The organization, whose name means forum to protect tribal people’s religion and culture — Janajati Dharma Sanskriti Suraksha Manch (JSM) — announced last week it will hold the rally on Dec. 25 at Agartala, the state capital of Tripura in northeast India.
An affiliate of the pro-Hindu Rashtriya Swayamsevak Sangh (RSS), the JSM says Christianity and Islam are foreign-origin religions, and hence tribal people converted to these faiths should be removed from the official Scheduled Tribes (STs) list to deny them education and job quotas, besides other welfare benefits, under India’s affirmative action programs.
Father Ivan D’Silva, secretary for social communication at Agartala diocese, which covers the entire Tripura state, said he wasn’t sure about “the motive behind the planned rally on Christmas Day, the holiest and most sacred festival for Christians across the world.”
“It looks like it is being done deliberately. We called a meeting of all Church denominations in the state and have decided to oppose the rally” on Christmas day, he told UCA News on Nov. 29.
The Divine Word priest said they have also launched a campaign to make tribal people in the state aware of their constitutional rights. More than 50 percent of Tripura’s population belongs to various indigenous tribes.
Father Nicholas Barla, secretary of the Catholic Bishops’ Conference of India’s Office for Tribal Affairs, said the planned rally appeared to be part of “a political program ahead of the national elections to be held next year.”

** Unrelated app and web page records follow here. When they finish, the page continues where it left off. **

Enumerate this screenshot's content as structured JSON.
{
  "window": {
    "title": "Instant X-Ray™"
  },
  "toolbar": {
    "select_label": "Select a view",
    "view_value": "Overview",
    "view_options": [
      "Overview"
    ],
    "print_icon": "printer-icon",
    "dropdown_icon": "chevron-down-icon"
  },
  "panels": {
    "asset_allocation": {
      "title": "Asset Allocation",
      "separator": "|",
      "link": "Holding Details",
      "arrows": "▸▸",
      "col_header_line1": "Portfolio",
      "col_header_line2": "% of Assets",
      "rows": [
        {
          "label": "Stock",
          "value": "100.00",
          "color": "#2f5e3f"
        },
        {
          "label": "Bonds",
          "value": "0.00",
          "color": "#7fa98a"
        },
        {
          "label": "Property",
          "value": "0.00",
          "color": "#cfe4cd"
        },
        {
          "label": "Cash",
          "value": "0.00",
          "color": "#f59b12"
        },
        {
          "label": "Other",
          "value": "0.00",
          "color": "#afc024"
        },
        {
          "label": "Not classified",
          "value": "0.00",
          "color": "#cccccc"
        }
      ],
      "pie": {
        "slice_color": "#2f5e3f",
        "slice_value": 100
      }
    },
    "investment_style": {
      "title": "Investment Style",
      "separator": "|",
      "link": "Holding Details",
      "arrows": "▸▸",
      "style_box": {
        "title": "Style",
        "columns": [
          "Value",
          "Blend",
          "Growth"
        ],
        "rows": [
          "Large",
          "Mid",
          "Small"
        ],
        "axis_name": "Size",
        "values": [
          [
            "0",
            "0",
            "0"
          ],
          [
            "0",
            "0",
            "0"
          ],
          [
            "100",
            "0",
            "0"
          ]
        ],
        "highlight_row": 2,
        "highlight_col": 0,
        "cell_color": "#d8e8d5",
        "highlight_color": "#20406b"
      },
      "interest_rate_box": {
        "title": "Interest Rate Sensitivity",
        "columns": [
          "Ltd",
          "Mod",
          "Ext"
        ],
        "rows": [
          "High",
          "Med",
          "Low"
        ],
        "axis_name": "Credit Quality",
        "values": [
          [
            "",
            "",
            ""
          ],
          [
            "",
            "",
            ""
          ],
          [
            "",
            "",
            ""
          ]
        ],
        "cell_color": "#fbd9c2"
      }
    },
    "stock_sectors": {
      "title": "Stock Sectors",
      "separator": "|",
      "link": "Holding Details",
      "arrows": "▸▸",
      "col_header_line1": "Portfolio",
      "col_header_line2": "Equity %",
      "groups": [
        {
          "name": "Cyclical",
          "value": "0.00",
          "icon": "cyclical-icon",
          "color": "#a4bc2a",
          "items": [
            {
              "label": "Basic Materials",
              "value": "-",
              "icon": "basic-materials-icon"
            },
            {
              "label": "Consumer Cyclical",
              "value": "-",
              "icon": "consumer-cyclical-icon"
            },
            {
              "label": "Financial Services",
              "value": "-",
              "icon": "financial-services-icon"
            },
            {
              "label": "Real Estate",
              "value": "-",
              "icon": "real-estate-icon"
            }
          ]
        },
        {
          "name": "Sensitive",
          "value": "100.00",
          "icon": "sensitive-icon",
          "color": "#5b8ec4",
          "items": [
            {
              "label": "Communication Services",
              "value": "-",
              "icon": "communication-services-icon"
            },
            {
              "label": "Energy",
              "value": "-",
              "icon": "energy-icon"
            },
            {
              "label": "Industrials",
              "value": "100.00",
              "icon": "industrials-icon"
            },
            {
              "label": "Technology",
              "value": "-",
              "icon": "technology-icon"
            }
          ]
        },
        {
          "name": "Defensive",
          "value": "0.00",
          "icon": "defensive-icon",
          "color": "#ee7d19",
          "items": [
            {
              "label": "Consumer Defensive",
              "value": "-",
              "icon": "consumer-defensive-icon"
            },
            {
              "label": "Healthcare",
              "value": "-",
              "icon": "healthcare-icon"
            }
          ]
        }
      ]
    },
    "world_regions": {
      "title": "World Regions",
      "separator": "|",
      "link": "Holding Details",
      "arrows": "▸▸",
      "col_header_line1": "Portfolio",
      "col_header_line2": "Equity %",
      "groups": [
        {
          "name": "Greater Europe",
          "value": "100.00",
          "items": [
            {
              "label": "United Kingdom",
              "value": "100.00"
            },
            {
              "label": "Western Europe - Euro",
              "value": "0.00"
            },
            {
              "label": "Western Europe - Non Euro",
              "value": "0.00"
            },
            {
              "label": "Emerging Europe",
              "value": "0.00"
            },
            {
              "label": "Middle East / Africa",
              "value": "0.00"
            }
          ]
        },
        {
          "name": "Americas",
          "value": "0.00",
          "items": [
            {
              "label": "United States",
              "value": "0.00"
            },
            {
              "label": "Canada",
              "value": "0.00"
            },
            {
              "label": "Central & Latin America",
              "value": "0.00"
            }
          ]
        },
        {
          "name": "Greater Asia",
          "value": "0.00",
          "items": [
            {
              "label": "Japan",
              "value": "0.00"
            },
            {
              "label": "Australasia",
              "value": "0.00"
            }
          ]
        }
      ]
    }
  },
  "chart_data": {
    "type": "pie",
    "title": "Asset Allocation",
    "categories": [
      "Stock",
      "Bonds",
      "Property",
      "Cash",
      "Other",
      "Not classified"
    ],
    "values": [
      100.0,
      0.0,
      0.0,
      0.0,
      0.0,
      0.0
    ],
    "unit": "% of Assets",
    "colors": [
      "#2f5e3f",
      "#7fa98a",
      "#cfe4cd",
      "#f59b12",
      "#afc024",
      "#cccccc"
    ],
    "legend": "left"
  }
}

This story was originally published in ucanews.com. Read the full story here .